In his 2008 book Street Art: The Graffiti Revolution, artist and curator Cedar Lewisohn wrote, ‘The best street art and graffiti are illegal … illegal works have political and ethical connotations that are lost in sanctioned works. There is a tangible conceptual aura that is stronger in illegal graffiti: the sense of danger the artist felt is transferred to the viewer.’ While most people can tell you whether something is street art or graffiti, this distinction is quite often based on little more than gut feel – internalised aesthetic rules based on culturally familiar signifiers. Written graffiti and tagging tend to be illegible to the casual observer, and are governed by a deeply internalised language aimed predominantly at other members of the graffiti community. Conversely, street art is generally intended to be viewed and appreciated by the public.
Rather than a perceived marking of territory or quest for notoriety, street art is inherently more accessible, a demonstration of creativity and individual style. The more familiar kinds of street art – murals and stencils – have played a role in inner-suburban gentrification, as property developers seek to emulate the success stories of former slums like Fitzroy and Newtown. Capitalising on the work of artists and other low-income workers, previously run-down or unappealing areas can be transformed into high-priced, trendy hubs. These areas are marketed to the artistically-minded, but the high cost of living that results often prices out artists themselves.
While some artists like Lush parody the street art ‘scene’ as sell-outs and crowd-pleasers, more often than not the works themselves are aesthetically excellent. Being compensated and legitimised for one’s work does not constitute selling out, nor is the associated gentrification the fault of street artists per se. However, ultimately, sanctioned street art serves a different purpose than that of unauthorised work. Bound by the same codes of acceptability that apply to outdoor advertising, the intent of state-sanctioned public art is to implicitly control public space – using accessible, non-threatening imagery to sell the idea of the city to tourists and residents.

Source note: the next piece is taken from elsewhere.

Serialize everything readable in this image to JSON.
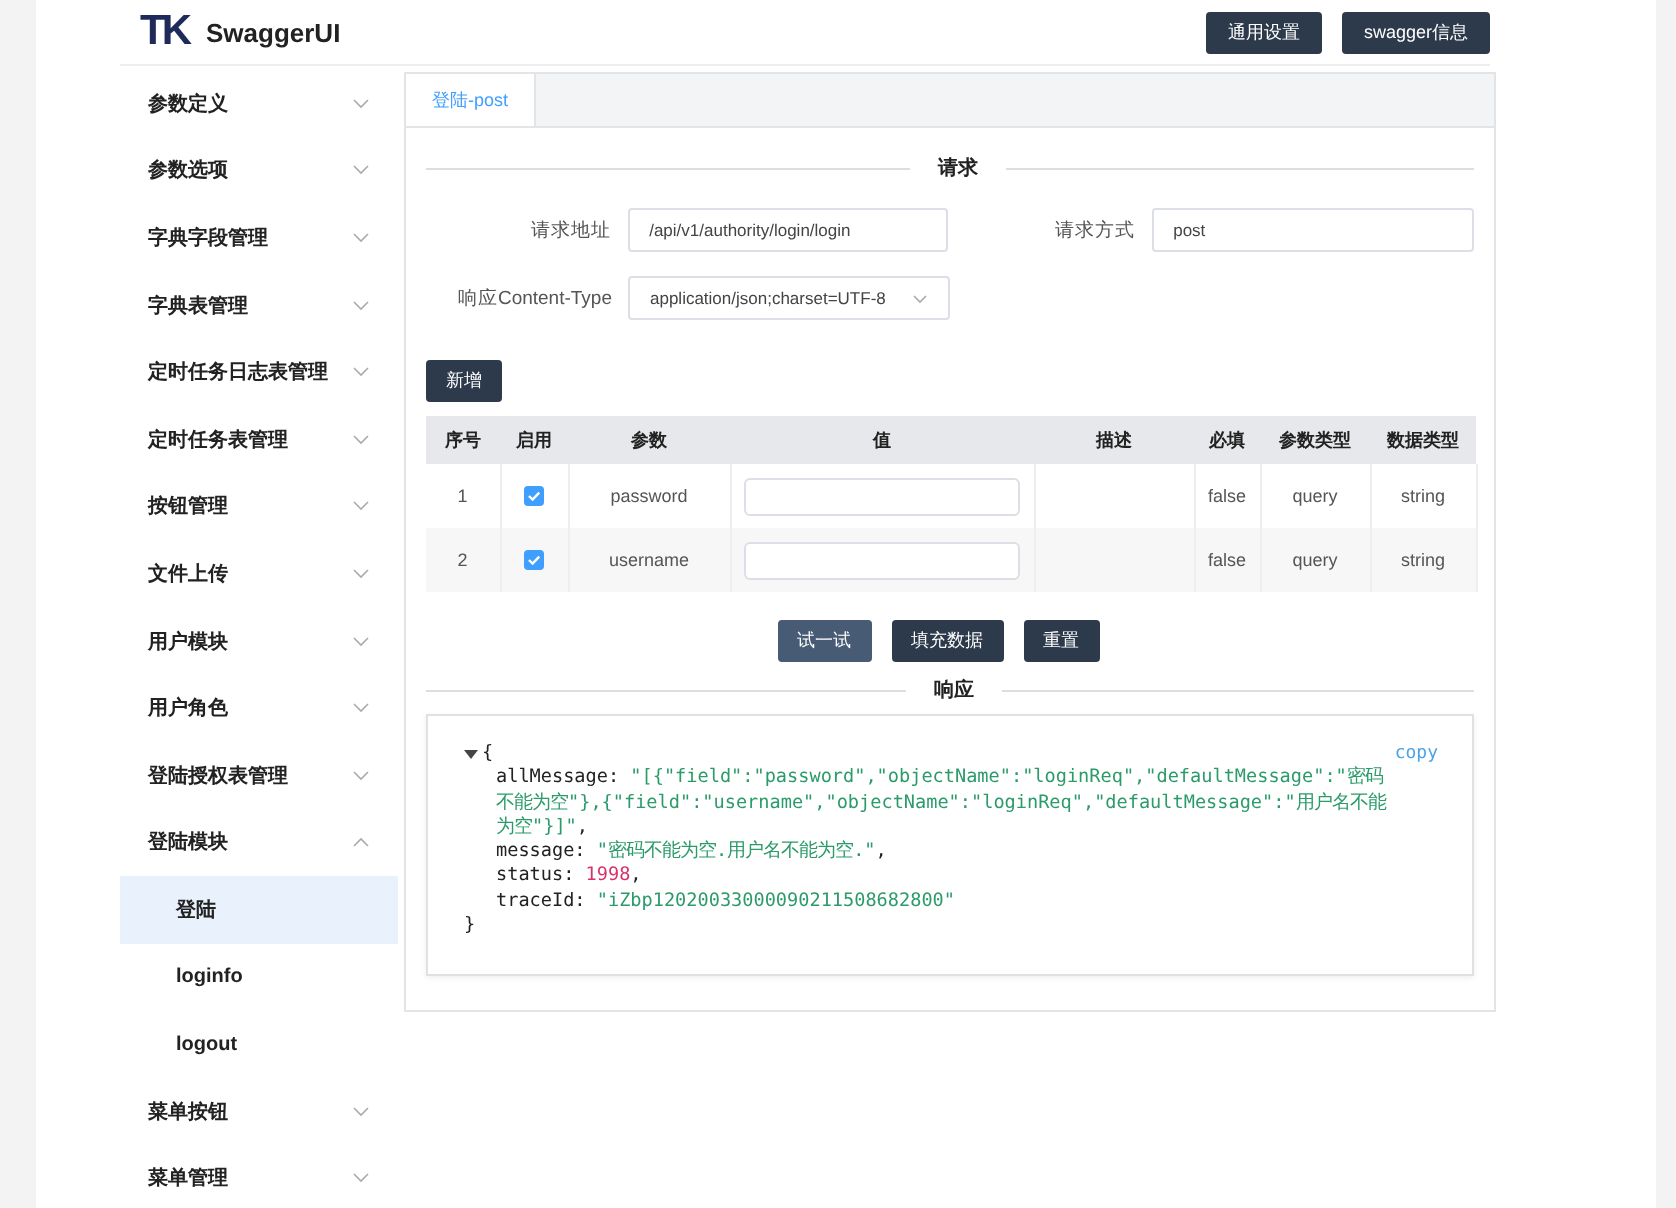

When Robert Doyle postures as art director of Hosier Lane – or Brisbane’s Lord Mayor sanctions a street art project ‘inspired by’ a touring Cirque du Soleil production by saying ‘this is authorised art, this is the sort of stuff we love brightening up our infrastructure’ – the state reaffirms its control of the visual order of the city.
Conversely, unauthorised graffiti is seen as ‘something out of place, which must be erased in order to return the social space to its proper condition,’ writes street art academic Alison Young. ‘Removal is thus a way of reappropriating the space, both taking back the space from the graffiti writer, and returning the space to a condition of propriety.’ As debate over the privatisation of public space continues, street art is increasingly at the nexus of where the state ends and the public begins.
As an observer, it’s unhelpful, and indeed incorrect, to say that street artists must choose between making good art or abiding by the law. With the best street art, it’s practically impossible to tell the difference between legal and illegal works – a Lister figure or Shida mural have the same frantic energy and rapidly-applied, do-it-yourself aesthetic whether commissioned, approved or spontaneously thrown up in the night. While increased intervention from the bureaucracy and property world has the potential to dilute the countercultural cachet of street art, the increased legitimacy of the artform and growing discretion in removal show the beginnings of the trickle-down effect, as politicians and the community at large open their eyes to the art in the streets around them.